Rogers, E. M. (1963). The adoption process: Part I. Journal of Extension [On-line], 1(1). Available at: http://www.joe.org/joe/1963spring/index.html 

Rogers, E. M. (2003). Diffusion of innovations (5th ed.). New York: Free Press.

Suvedi, M., Lapinski, M. K., & Campo, S. (2000). Producers'perspectives of Michigan State University Extension: trends and lessons from 1996 and 1999. Journal of Extension [On-line], 38(1) Article 1FEA4. Available at: http://www.joe.org/joe/2000february/a4.php

U. S. Congress, House of Representatives (2007). Energy Independence Act of 2007. P.L. 110-140, H.R. Washington D.C.: House Document 6, 100th Cong., 1st Sess., January 4, 2007.

Velandia, M., Lambert, D., Fox, K., Walton, J., & Sanford, E. (2010). Intent to continue growing switchgrass as a dedicated energy crop: a survey of switchgrass producers in east Tennessee. European Journal of Social Sciences 15(3):299-312. Retrieved from: http://www.eurojournals.com/ejss_15_3_02.pdf 

Vergott, P., Israel, G., & Mayo, D. E. (2005). Sources and channels of information used by beef cattle producers in 12 counties of the Northwest Florida Extension District. Journal of Extension [On-line], 43(2) Article 2RIB6. Available at: http://www.joe.org/joe/2005april/rb6.php

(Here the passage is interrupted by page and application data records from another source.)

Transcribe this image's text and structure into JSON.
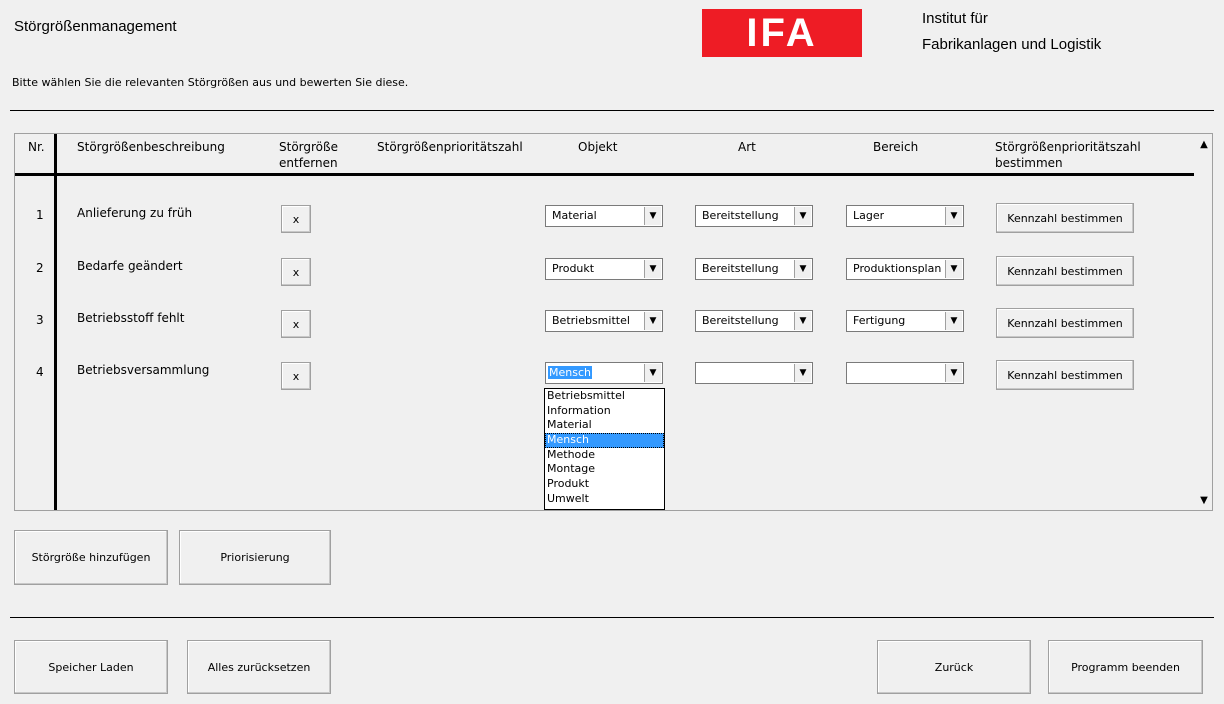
{
  "app_title": "Störgrößenmanagement",
  "logo_text": "IFA",
  "institute": [
    "Institut für",
    "Fabrikanlagen und Logistik"
  ],
  "instruction": "Bitte wählen Sie die relevanten Störgrößen aus und bewerten Sie diese.",
  "table": {
    "headers": {
      "nr": "Nr.",
      "beschreibung": "Störgrößenbeschreibung",
      "entfernen": [
        "Störgröße",
        "entfernen"
      ],
      "prio": "Störgrößenprioritätszahl",
      "objekt": "Objekt",
      "art": "Art",
      "bereich": "Bereich",
      "bestimmen": [
        "Störgrößenprioritätszahl",
        "bestimmen"
      ]
    },
    "rows": [
      {
        "nr": "1",
        "desc": "Anlieferung zu früh",
        "remove": "x",
        "objekt": "Material",
        "art": "Bereitstellung",
        "bereich": "Lager",
        "action": "Kennzahl bestimmen"
      },
      {
        "nr": "2",
        "desc": "Bedarfe geändert",
        "remove": "x",
        "objekt": "Produkt",
        "art": "Bereitstellung",
        "bereich": "Produktionsplan",
        "action": "Kennzahl bestimmen"
      },
      {
        "nr": "3",
        "desc": "Betriebsstoff fehlt",
        "remove": "x",
        "objekt": "Betriebsmittel",
        "art": "Bereitstellung",
        "bereich": "Fertigung",
        "action": "Kennzahl bestimmen"
      },
      {
        "nr": "4",
        "desc": "Betriebsversammlung",
        "remove": "x",
        "objekt": "Mensch",
        "art": "",
        "bereich": "",
        "action": "Kennzahl bestimmen"
      }
    ],
    "objekt_options": [
      "Betriebsmittel",
      "Information",
      "Material",
      "Mensch",
      "Methode",
      "Montage",
      "Produkt",
      "Umwelt"
    ],
    "objekt_selected": "Mensch"
  },
  "buttons": {
    "add": "Störgröße hinzufügen",
    "prioritize": "Priorisierung",
    "load": "Speicher Laden",
    "reset": "Alles zurücksetzen",
    "back": "Zurück",
    "exit": "Programm beenden"
  },
  "colors": {
    "logo_red": "#ee1c25",
    "highlight": "#3399ff"
  }
}
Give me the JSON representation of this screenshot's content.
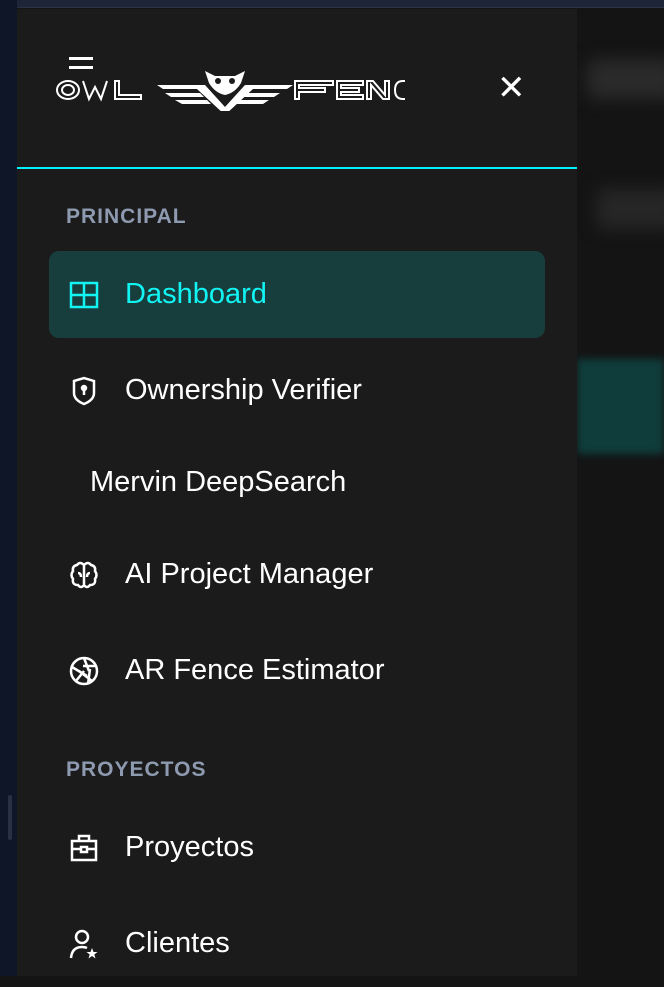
{
  "brand": {
    "name": "OWL FENC",
    "left": "OWL",
    "right": "FENC"
  },
  "sections": [
    {
      "label": "PRINCIPAL"
    },
    {
      "label": "PROYECTOS"
    }
  ],
  "items": [
    {
      "label": "Dashboard",
      "icon": "grid-icon",
      "active": true
    },
    {
      "label": "Ownership Verifier",
      "icon": "shield-lock-icon"
    },
    {
      "label": "Mervin DeepSearch",
      "icon": null
    },
    {
      "label": "AI Project Manager",
      "icon": "brain-icon"
    },
    {
      "label": "AR Fence Estimator",
      "icon": "aperture-icon"
    },
    {
      "label": "Proyectos",
      "icon": "briefcase-icon"
    },
    {
      "label": "Clientes",
      "icon": "user-star-icon"
    }
  ],
  "colors": {
    "accent": "#00f0ff",
    "active_bg": "#173e3c",
    "sidebar_bg": "#1b1b1b",
    "section": "#8e9ab0"
  }
}
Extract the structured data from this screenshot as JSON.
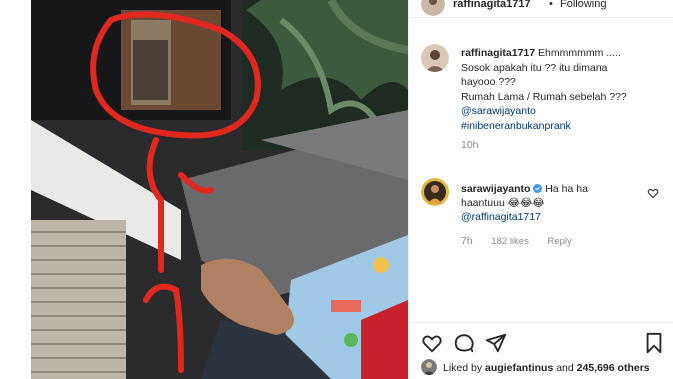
{
  "header": {
    "username": "raffinagita1717",
    "separator": "•",
    "follow_status": "Following"
  },
  "post": {
    "username": "raffinagita1717",
    "lines": [
      "Ehmmmmmm .....",
      "Sosok apakah itu ?? itu dimana",
      "hayooo ???",
      "Rumah Lama / Rumah sebelah ???"
    ],
    "mention": "@sarawijayanto",
    "hashtag": "#inibeneranbukanprank",
    "time": "10h"
  },
  "reply": {
    "username": "sarawijayanto",
    "text_line1": "Ha ha ha",
    "text_line2": "haantuuu 😂😂😂",
    "mention": "@raffinagita1717",
    "age": "7h",
    "likes": "182 likes",
    "reply_label": "Reply"
  },
  "likes": {
    "prefix": "Liked by ",
    "user": "augiefantinus",
    "middle": " and ",
    "count": "245,696 others"
  },
  "icons": [
    "heart-icon",
    "comment-icon",
    "share-icon",
    "bookmark-icon",
    "verified-icon"
  ],
  "colors": {
    "link": "#00376b",
    "verified": "#3897f0",
    "muted": "#8e8e8e",
    "annotation": "#e0281f"
  }
}
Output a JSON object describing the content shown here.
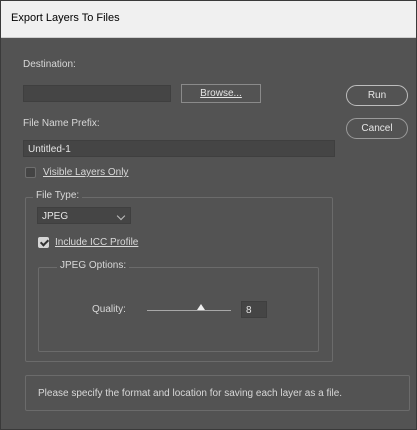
{
  "window": {
    "title": "Export Layers To Files"
  },
  "destination": {
    "label": "Destination:",
    "value": "",
    "browse_label": "Browse..."
  },
  "prefix": {
    "label": "File Name Prefix:",
    "value": "Untitled-1"
  },
  "visible_only": {
    "label": "Visible Layers Only",
    "checked": false
  },
  "file_type": {
    "legend": "File Type:",
    "selected": "JPEG",
    "include_icc": {
      "label": "Include ICC Profile",
      "checked": true
    },
    "jpeg_options": {
      "legend": "JPEG Options:",
      "quality_label": "Quality:",
      "quality_value": "8",
      "quality_min": 0,
      "quality_max": 12
    }
  },
  "buttons": {
    "run": "Run",
    "cancel": "Cancel"
  },
  "status_message": "Please specify the format and location for saving each layer as a file."
}
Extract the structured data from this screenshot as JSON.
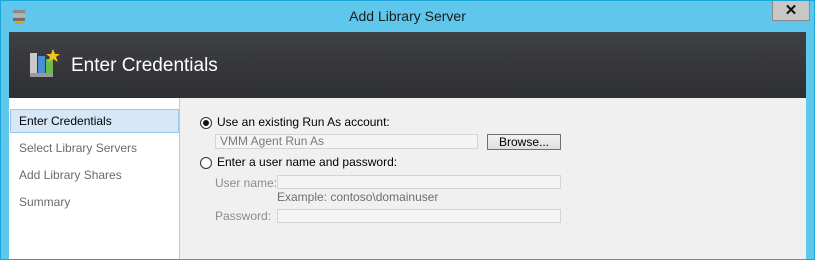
{
  "window": {
    "title": "Add Library Server",
    "close_glyph": "✕"
  },
  "header": {
    "title": "Enter Credentials",
    "icon": "library-server-icon"
  },
  "nav": {
    "items": [
      {
        "label": "Enter Credentials",
        "active": true
      },
      {
        "label": "Select Library Servers",
        "active": false
      },
      {
        "label": "Add Library Shares",
        "active": false
      },
      {
        "label": "Summary",
        "active": false
      }
    ]
  },
  "form": {
    "option_existing": {
      "label": "Use an existing Run As account:",
      "selected": true
    },
    "runas_value": "VMM Agent Run As",
    "browse_label": "Browse...",
    "option_manual": {
      "label": "Enter a user name and password:",
      "selected": false
    },
    "username": {
      "label": "User name:",
      "value": "",
      "hint": "Example: contoso\\domainuser"
    },
    "password": {
      "label": "Password:",
      "value": ""
    }
  },
  "colors": {
    "titlebar": "#5fc7ec",
    "header": "#38393d",
    "nav_active": "#d6e8f8"
  }
}
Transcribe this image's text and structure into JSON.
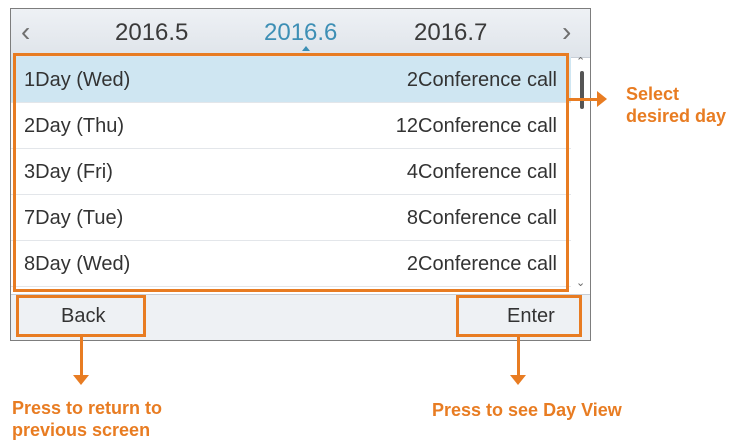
{
  "month_nav": {
    "prev_icon": "chevron-left-icon",
    "next_icon": "chevron-right-icon",
    "months": [
      "2016.5",
      "2016.6",
      "2016.7"
    ],
    "current_index": 1
  },
  "days": [
    {
      "day": "1Day (Wed)",
      "calls": "2Conference call",
      "selected": true
    },
    {
      "day": "2Day (Thu)",
      "calls": "12Conference call",
      "selected": false
    },
    {
      "day": "3Day (Fri)",
      "calls": "4Conference call",
      "selected": false
    },
    {
      "day": "7Day (Tue)",
      "calls": "8Conference call",
      "selected": false
    },
    {
      "day": "8Day (Wed)",
      "calls": "2Conference call",
      "selected": false
    }
  ],
  "softkeys": {
    "back": "Back",
    "enter": "Enter"
  },
  "annotations": {
    "select_line1": "Select",
    "select_line2": "desired day",
    "back_line1": "Press to return to",
    "back_line2": "previous screen",
    "enter": "Press to see Day View"
  },
  "colors": {
    "accent": "#e87c22",
    "selected_row": "#cfe6f2",
    "current_month": "#3d8fb5"
  }
}
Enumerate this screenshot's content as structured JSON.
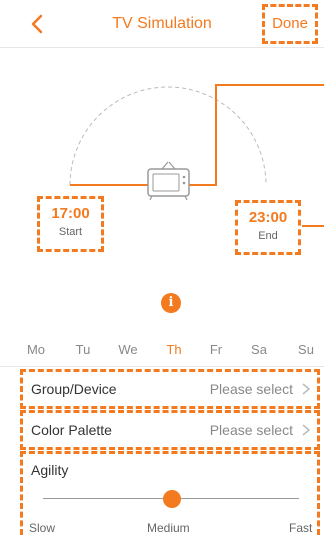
{
  "header": {
    "title": "TV Simulation",
    "done_label": "Done"
  },
  "schedule": {
    "start_time": "17:00",
    "start_label": "Start",
    "end_time": "23:00",
    "end_label": "End"
  },
  "days": [
    {
      "label": "Mo",
      "active": false
    },
    {
      "label": "Tu",
      "active": false
    },
    {
      "label": "We",
      "active": false
    },
    {
      "label": "Th",
      "active": true
    },
    {
      "label": "Fr",
      "active": false
    },
    {
      "label": "Sa",
      "active": false
    },
    {
      "label": "Su",
      "active": false
    }
  ],
  "settings": {
    "group_label": "Group/Device",
    "group_value": "Please select",
    "palette_label": "Color Palette",
    "palette_value": "Please select"
  },
  "agility": {
    "label": "Agility",
    "slow": "Slow",
    "medium": "Medium",
    "fast": "Fast",
    "level": "Medium"
  },
  "icons": {
    "back": "chevron-left-icon",
    "tv": "tv-icon",
    "info": "info-icon"
  },
  "colors": {
    "accent": "#f47a20"
  }
}
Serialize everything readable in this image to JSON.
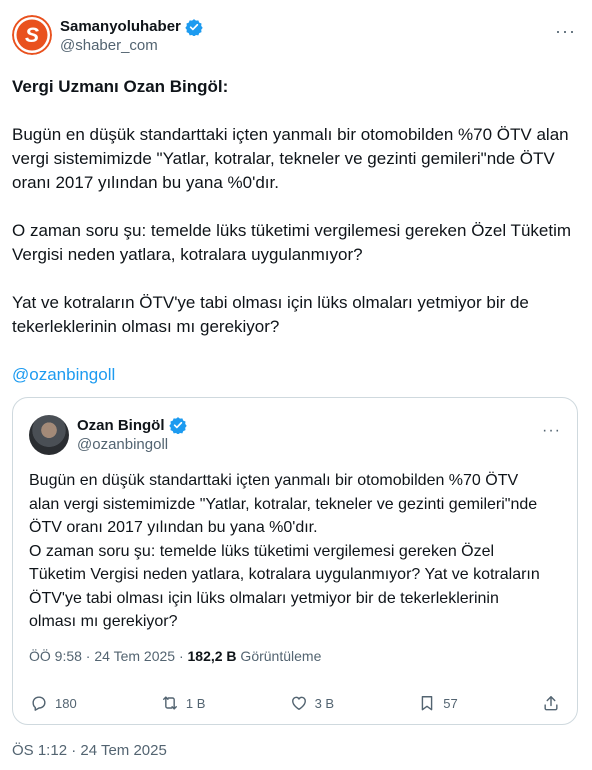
{
  "author": {
    "name": "Samanyoluhaber",
    "handle": "@shaber_com",
    "logo_letter": "S",
    "brand_color": "#e9511e",
    "verified": true
  },
  "tweet": {
    "title": "Vergi Uzmanı Ozan Bingöl:",
    "paragraphs": [
      "Bugün en düşük standarttaki içten yanmalı bir otomobilden %70 ÖTV alan vergi sistemimizde \"Yatlar, kotralar, tekneler ve gezinti gemileri\"nde ÖTV oranı 2017 yılından bu yana %0'dır.",
      "O zaman soru şu: temelde lüks tüketimi vergilemesi gereken Özel Tüketim Vergisi neden yatlara, kotralara uygulanmıyor?",
      "Yat ve kotraların ÖTV'ye tabi olması için lüks olmaları yetmiyor bir de tekerleklerinin olması mı gerekiyor?"
    ],
    "mention": "@ozanbingoll",
    "timestamp": "ÖS 1:12 · 24 Tem 2025"
  },
  "quoted": {
    "name": "Ozan Bingöl",
    "handle": "@ozanbingoll",
    "text": "Bugün en düşük standarttaki içten yanmalı bir otomobilden %70 ÖTV alan vergi sistemimizde \"Yatlar, kotralar, tekneler ve gezinti gemileri\"nde ÖTV oranı 2017 yılından bu yana %0'dır.\nO zaman soru şu: temelde lüks tüketimi vergilemesi gereken Özel Tüketim Vergisi neden yatlara, kotralara uygulanmıyor? Yat ve kotraların ÖTV'ye tabi olması için lüks olmaları yetmiyor bir de tekerleklerinin olması mı gerekiyor?",
    "time": "ÖÖ 9:58 · 24 Tem 2025 · ",
    "views_count": "182,2 B",
    "views_label": " Görüntüleme",
    "actions": {
      "replies": "180",
      "reposts": "1 B",
      "likes": "3 B",
      "bookmarks": "57"
    }
  },
  "colors": {
    "link": "#1d9bf0",
    "muted": "#536471",
    "border": "#cfd9de",
    "verified": "#1d9bf0"
  },
  "icons": [
    "more-icon",
    "verified-badge-icon",
    "reply-icon",
    "repost-icon",
    "like-icon",
    "bookmark-icon",
    "share-icon"
  ]
}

Wen, Z., Ignosh, J., Parrish, D., Stowe, J., & Jones, B. (2009). Identifying farmers' interest in growing switchgrass for bioenergy in southern Virginia. Journal of Extension [On-line], 47(5) Article 5RIB7. Available at: http://www.joe.org/joe/2009october/rb7.php